IN his managerial career to date, Nigel Adkins has prided himself on keeping abreast with the latest advances, embracing modern-day thinking.
It is no secret that Hull’s City new head coach is huge on psychological and motivational knowledge and has held seminars in leadership to that effect.
The 52-year-old is also arguably one of the most qualified figures in the management game, possessing a League Managers’ Association diploma in Football Management while also being a qualified physiotherapist after graduating from the University of Salford
A self-confessed student of management and the game, and the archetypal new-school devotee, you would venture.
But for all the examinations, diplomas and qualifications that Adkins has obtained in his post-playing career, perhaps the oldest lessons are the most invaluable.

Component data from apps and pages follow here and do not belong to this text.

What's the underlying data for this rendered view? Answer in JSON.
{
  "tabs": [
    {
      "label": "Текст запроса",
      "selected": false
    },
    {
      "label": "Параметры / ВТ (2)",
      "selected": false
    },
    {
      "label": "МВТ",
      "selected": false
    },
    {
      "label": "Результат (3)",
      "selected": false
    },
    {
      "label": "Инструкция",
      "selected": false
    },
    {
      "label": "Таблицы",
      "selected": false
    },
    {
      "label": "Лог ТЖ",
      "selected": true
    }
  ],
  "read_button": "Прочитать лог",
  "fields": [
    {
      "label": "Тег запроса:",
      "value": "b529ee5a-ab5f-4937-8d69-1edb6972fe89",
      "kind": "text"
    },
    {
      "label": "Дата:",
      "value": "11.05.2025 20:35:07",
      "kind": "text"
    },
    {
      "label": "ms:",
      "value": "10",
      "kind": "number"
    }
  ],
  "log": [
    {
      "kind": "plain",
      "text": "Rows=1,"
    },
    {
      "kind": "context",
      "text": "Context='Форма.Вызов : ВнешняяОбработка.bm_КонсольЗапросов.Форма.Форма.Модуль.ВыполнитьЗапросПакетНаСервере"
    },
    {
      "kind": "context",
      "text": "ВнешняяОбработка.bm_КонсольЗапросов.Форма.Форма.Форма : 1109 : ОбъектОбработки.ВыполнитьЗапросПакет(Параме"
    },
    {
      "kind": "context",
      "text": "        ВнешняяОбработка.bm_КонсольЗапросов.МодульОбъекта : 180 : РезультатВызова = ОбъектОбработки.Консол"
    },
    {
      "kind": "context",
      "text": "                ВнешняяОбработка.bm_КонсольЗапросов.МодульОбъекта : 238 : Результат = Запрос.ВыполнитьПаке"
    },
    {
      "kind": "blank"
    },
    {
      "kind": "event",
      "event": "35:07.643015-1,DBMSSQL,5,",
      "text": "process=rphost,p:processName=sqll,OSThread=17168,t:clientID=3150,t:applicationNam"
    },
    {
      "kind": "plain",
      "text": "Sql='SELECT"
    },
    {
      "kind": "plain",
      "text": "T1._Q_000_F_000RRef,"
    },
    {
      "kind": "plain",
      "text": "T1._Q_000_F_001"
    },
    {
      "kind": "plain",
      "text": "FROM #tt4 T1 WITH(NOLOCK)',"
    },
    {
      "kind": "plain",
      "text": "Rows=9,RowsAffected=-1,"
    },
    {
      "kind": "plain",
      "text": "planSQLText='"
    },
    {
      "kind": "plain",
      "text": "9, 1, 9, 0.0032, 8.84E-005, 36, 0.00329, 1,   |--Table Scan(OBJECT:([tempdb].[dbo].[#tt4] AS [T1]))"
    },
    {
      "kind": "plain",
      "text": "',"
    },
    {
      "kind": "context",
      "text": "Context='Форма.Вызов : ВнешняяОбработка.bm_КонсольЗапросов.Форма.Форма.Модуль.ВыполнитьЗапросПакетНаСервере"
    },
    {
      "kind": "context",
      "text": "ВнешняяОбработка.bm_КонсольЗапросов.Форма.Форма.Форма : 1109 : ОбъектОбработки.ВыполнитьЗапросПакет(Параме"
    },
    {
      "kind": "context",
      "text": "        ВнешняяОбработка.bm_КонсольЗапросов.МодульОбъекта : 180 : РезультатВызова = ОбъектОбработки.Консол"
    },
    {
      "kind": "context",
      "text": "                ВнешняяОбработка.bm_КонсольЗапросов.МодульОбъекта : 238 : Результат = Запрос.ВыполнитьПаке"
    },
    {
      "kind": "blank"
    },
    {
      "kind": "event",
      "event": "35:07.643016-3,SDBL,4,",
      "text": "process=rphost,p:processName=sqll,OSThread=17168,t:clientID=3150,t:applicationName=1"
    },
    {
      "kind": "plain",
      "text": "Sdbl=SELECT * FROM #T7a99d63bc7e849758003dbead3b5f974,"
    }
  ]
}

Well before winning consecutive League of Wales titles with Bangor City in 1994 and 1995, Adkins cut his teeth in management with Renbad Rovers in the obscurity of parks football in the Birkenhead Sunday League in the Eighties.
Such was his devotion to the cause that he even wrote a programme, a piece of A4 paper folded in half, drove the minibus and helped clear dog mess from the pitch before some games.
It gave him a unique grounding in management and those successful days with a band of lads who stuck together to sweep all before them are still fresh in his memory.
New-age he may be in many respects, but what Adkins will be plainly trying to foster at Hull in the weeks ahead is an old-school mentality of togetherness, comradeship and a willingness to graft and fight for each.
You need that to be a success in muck-and-nettles football, just as you do when you are down among the dead men in the unforgiving Championship.
We have got the phones here and everyone is inclined to be on the phone all of the time and not interact. That is something we need to address.Hull City head coach, Nigel Adkins
Adkins, who will lead out his Tigers side for the first time this afternoon, said: “Whether you are going to be successful or not, you must have a spirit about your team.
“I had a Sunday League team for ten years and went from the Birkenhead Sunday League Division Five to Four, Three, Two, One and the Premier and won league and cup doubles.
“It was great. The players did not get paid, but it was about spirit and a hunger to be part of a team and a belonging and wanting to improve and be the best. That is invaluable and we need that now.
“Sometimes you have to go on a process where we need the lads to be sociable to each other. That is an important thing and we miss out on that.
“We have got the phones here and everyone is inclined to be on the phone all of the time and not interact. That is something we need to address.
“Looking at the successful teams, you can probably name the starting XI and maybe one or two subs. How can we get that where everyone is part of a team?
“If they are, they might take more responsibility and leadership and have honest conversations in a social environment without actually taking it personally. Spirit is a big thing we need to get, but it does not happen overnight.
“Sometimes that character building comes when your backs are against the wall and in a corner.
“All of a sudden when you are in that situation you find out who is around you and galvanise that.”
Hull are very much in a ‘situation’ after picking up just two wins in their past 15 Championship matches, with some deep scar tissue evident after some painful setbacks towards the end of games on too many afternoons and nights to mention already this season.
This lack of mental fortitude was sadly apparent in Hull’s last home game when they imploded in a 3-2 loss to Bristol City, which was as self-inflicted as is possible.
The shortage of self-belief among those in amber and black was abundantly clear after the visitors pulled a goal back midway through the second half to make it 2-1.
The damage had been done and Hull’s disintegration was pitiful. Worryingly, it was no one-off.
It is now Adkins’s task to dig out some leaders, and foster the resolve and collective mentality to see out games in the weeks and months ahead. Do that and he may be able to plan longer term.
“It is interesting. At all the clubs we have been at a question we say is where are the leaders?,” said Adkins.
“At this moment in time, we have to improve our leadership. But that sometimes means giving people responsibility to actually take a lead and improve being one.
“Previously I have had some young people and said, ‘Right, you are going to be a captain. You are too young and have not got the leadership qualities, but we are going to help improve you on that’ and have done certain things to help.
“And they have gone on to be very successful. But people need to take responsibility and lead at certain times. If we do not give anyone any responsibility or accountability they won’t lead.
“They will just hide behind somebody else. The more people we can give situations to, to go and actually lead, then we can get more leaders into the team and deal with situations on the pitch.
“I always use the Sun Tzu’s Arts of War (Chinese military text) and the battle is won before we go out on the pitch. We do a lot of preparation. Sometimes you can do too much and the players don’t make enough decisions for themselves.
“But, ultimately, the players are on the pitch and have to make them at any given time.”